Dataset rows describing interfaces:
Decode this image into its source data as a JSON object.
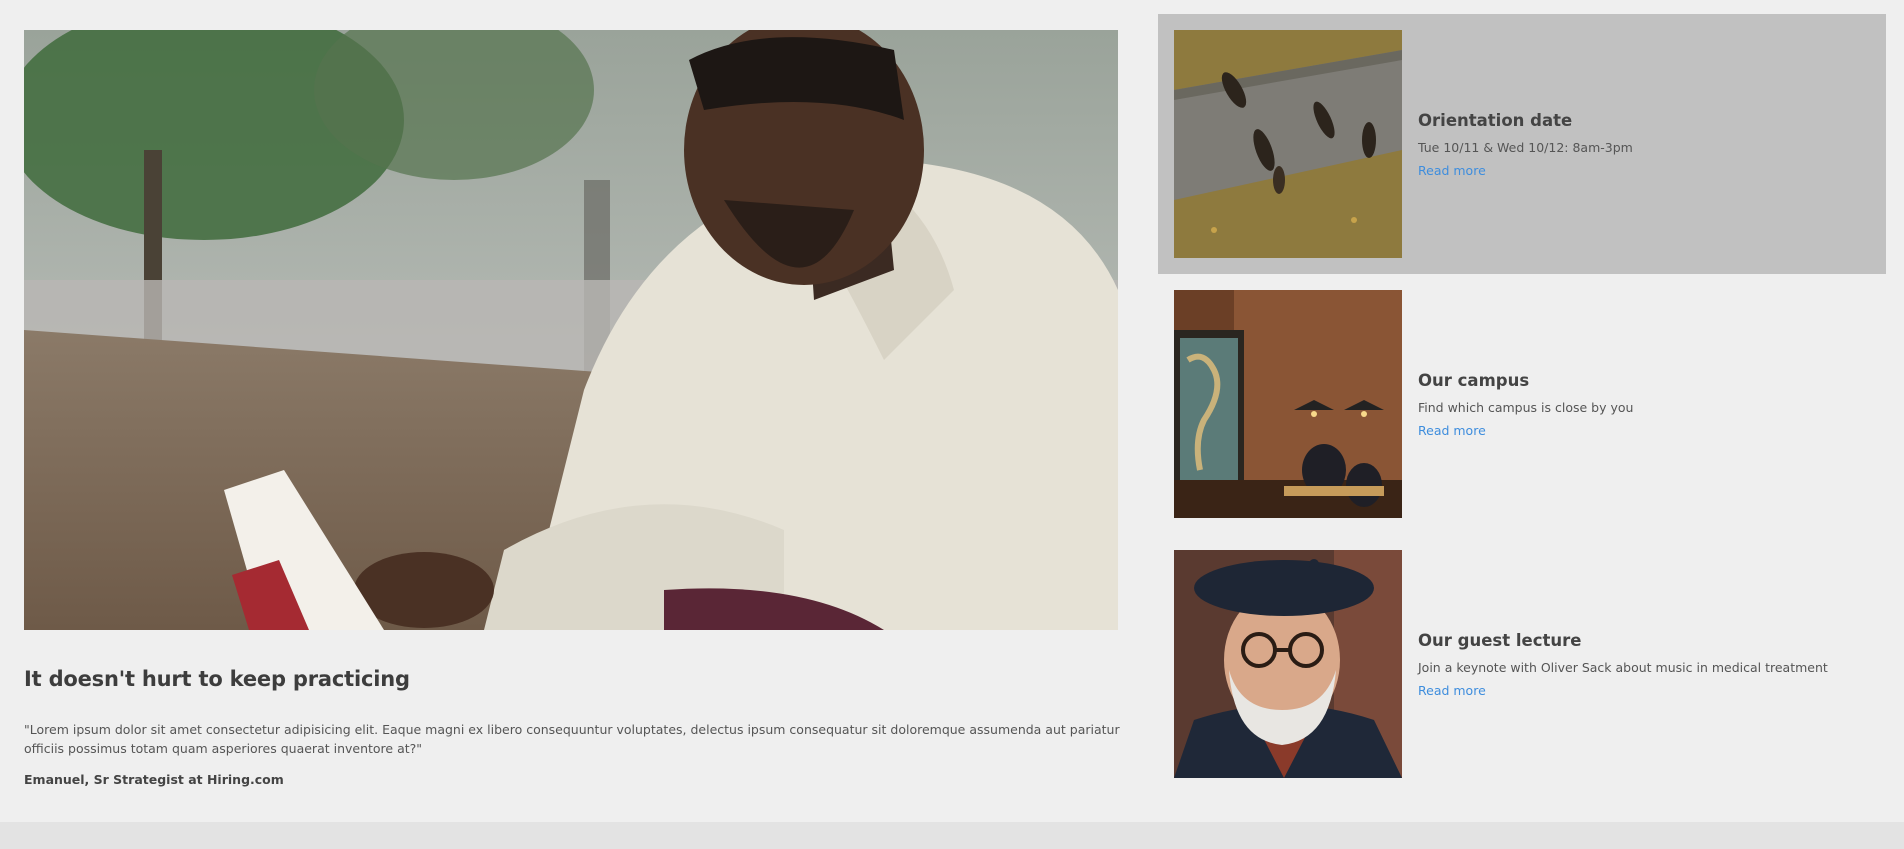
{
  "feature": {
    "title": "It doesn't hurt to keep practicing",
    "quote": "\"Lorem ipsum dolor sit amet consectetur adipisicing elit. Eaque magni ex libero consequuntur voluptates, delectus ipsum consequatur sit doloremque assumenda aut pariatur officiis possimus totam quam asperiores quaerat inventore at?\"",
    "author": "Emanuel, Sr Strategist at Hiring.com"
  },
  "events": [
    {
      "title": "Orientation date",
      "description": "Tue 10/11 & Wed 10/12: 8am-3pm",
      "link": "Read more"
    },
    {
      "title": "Our campus",
      "description": "Find which campus is close by you",
      "link": "Read more"
    },
    {
      "title": "Our guest lecture",
      "description": "Join a keynote with Oliver Sack about music in medical treatment",
      "link": "Read more"
    }
  ],
  "colors": {
    "background": "#efefef",
    "active_card": "#c1c1c1",
    "link": "#3e8ddd",
    "heading": "#3d3d3d"
  }
}
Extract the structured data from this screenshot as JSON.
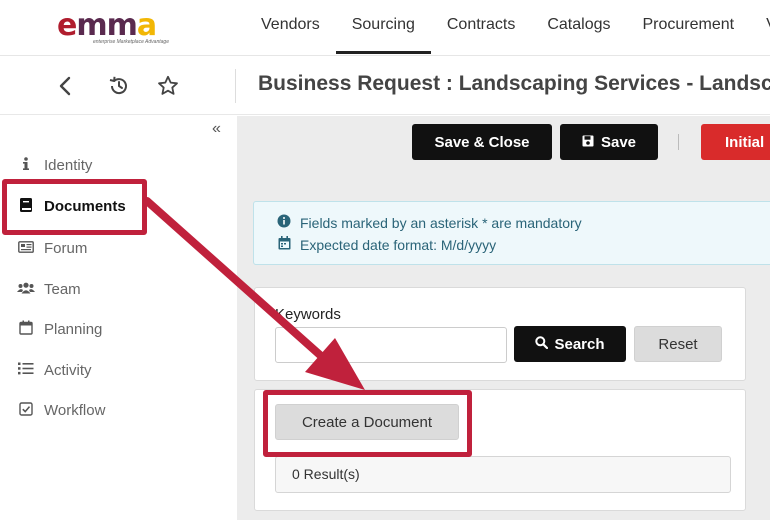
{
  "brand": {
    "logo_name": "emma",
    "logo_parts": [
      "e",
      "mm",
      "a"
    ],
    "tagline": "enterprise Marketplace Advantage",
    "colors": {
      "red": "#b01d2e",
      "plum": "#5a2a4f",
      "gold": "#f2b705"
    }
  },
  "topnav": {
    "tabs": [
      "Vendors",
      "Sourcing",
      "Contracts",
      "Catalogs",
      "Procurement",
      "Vo"
    ],
    "active_index": 1
  },
  "subheader": {
    "title": "Business Request : Landscaping Services - Landscapi",
    "icons": [
      "back-icon",
      "history-icon",
      "star-icon"
    ]
  },
  "sidebar": {
    "collapse_icon": "double-chevron-left-icon",
    "items": [
      {
        "label": "Identity",
        "icon": "info-icon"
      },
      {
        "label": "Documents",
        "icon": "book-icon",
        "active": true
      },
      {
        "label": "Forum",
        "icon": "forum-icon"
      },
      {
        "label": "Team",
        "icon": "users-icon"
      },
      {
        "label": "Planning",
        "icon": "calendar-icon"
      },
      {
        "label": "Activity",
        "icon": "list-icon"
      },
      {
        "label": "Workflow",
        "icon": "check-square-icon"
      }
    ]
  },
  "toolbar": {
    "save_close": "Save & Close",
    "save": "Save",
    "initial": "Initial"
  },
  "notice": {
    "line1": "Fields marked by an asterisk * are mandatory",
    "line2": "Expected date format: M/d/yyyy"
  },
  "search": {
    "label": "Keywords",
    "value": "",
    "search_button": "Search",
    "reset_button": "Reset"
  },
  "documents": {
    "create_button": "Create a Document",
    "results": "0 Result(s)"
  },
  "annotation_color": "#c0213c"
}
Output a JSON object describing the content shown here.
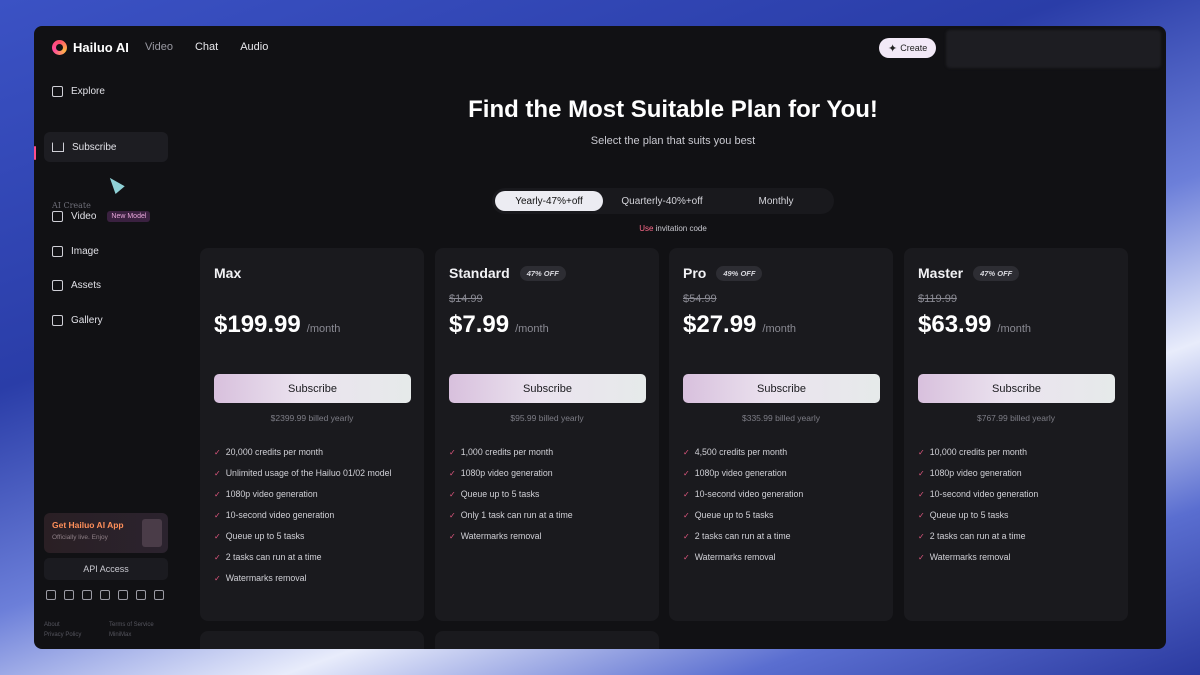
{
  "topbar": {
    "logo_text": "Hailuo AI",
    "nav": [
      "Video",
      "Chat",
      "Audio"
    ],
    "create_label": "Create"
  },
  "sidebar": {
    "items": [
      {
        "label": "Explore"
      },
      {
        "label": "Subscribe"
      },
      {
        "label": "Video",
        "badge": "New Model"
      },
      {
        "label": "Image"
      },
      {
        "label": "Assets"
      },
      {
        "label": "Gallery"
      }
    ],
    "section_label": "AI Create",
    "promo_title": "Get Hailuo AI App",
    "promo_sub": "Officially live. Enjoy",
    "api_label": "API Access",
    "footer_links": [
      "About",
      "Terms of Service",
      "Privacy Policy",
      "MiniMax"
    ]
  },
  "main": {
    "headline": "Find the Most Suitable Plan for You!",
    "subline": "Select the plan that suits you best",
    "toggle": [
      "Yearly-47%+off",
      "Quarterly-40%+off",
      "Monthly"
    ],
    "invite_accent": "Use",
    "invite_rest": "invitation code"
  },
  "plans": [
    {
      "name": "Max",
      "off": "",
      "old_price": "",
      "price": "$199.99",
      "per": "/month",
      "subscribe": "Subscribe",
      "billed": "$2399.99 billed yearly",
      "features": [
        "20,000 credits per month",
        "Unlimited usage of the Hailuo 01/02 model",
        "1080p video generation",
        "10-second video generation",
        "Queue up to 5 tasks",
        "2 tasks can run at a time",
        "Watermarks removal"
      ]
    },
    {
      "name": "Standard",
      "off": "47% OFF",
      "old_price": "$14.99",
      "price": "$7.99",
      "per": "/month",
      "subscribe": "Subscribe",
      "billed": "$95.99 billed yearly",
      "features": [
        "1,000 credits per month",
        "1080p video generation",
        "Queue up to 5 tasks",
        "Only 1 task can run at a time",
        "Watermarks removal"
      ]
    },
    {
      "name": "Pro",
      "off": "49% OFF",
      "old_price": "$54.99",
      "price": "$27.99",
      "per": "/month",
      "subscribe": "Subscribe",
      "billed": "$335.99 billed yearly",
      "features": [
        "4,500 credits per month",
        "1080p video generation",
        "10-second video generation",
        "Queue up to 5 tasks",
        "2 tasks can run at a time",
        "Watermarks removal"
      ]
    },
    {
      "name": "Master",
      "off": "47% OFF",
      "old_price": "$119.99",
      "price": "$63.99",
      "per": "/month",
      "subscribe": "Subscribe",
      "billed": "$767.99 billed yearly",
      "features": [
        "10,000 credits per month",
        "1080p video generation",
        "10-second video generation",
        "Queue up to 5 tasks",
        "2 tasks can run at a time",
        "Watermarks removal"
      ]
    }
  ],
  "icons": {
    "explore": "calendar-icon",
    "subscribe": "crown-icon",
    "video": "video-icon",
    "image": "image-icon",
    "assets": "folder-icon",
    "gallery": "gallery-icon",
    "check": "check-icon"
  },
  "colors": {
    "accent": "#ff4d8a",
    "background": "#111114",
    "card": "#1a1a1e"
  }
}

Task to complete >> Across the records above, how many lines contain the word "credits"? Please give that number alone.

Response to this task >> 4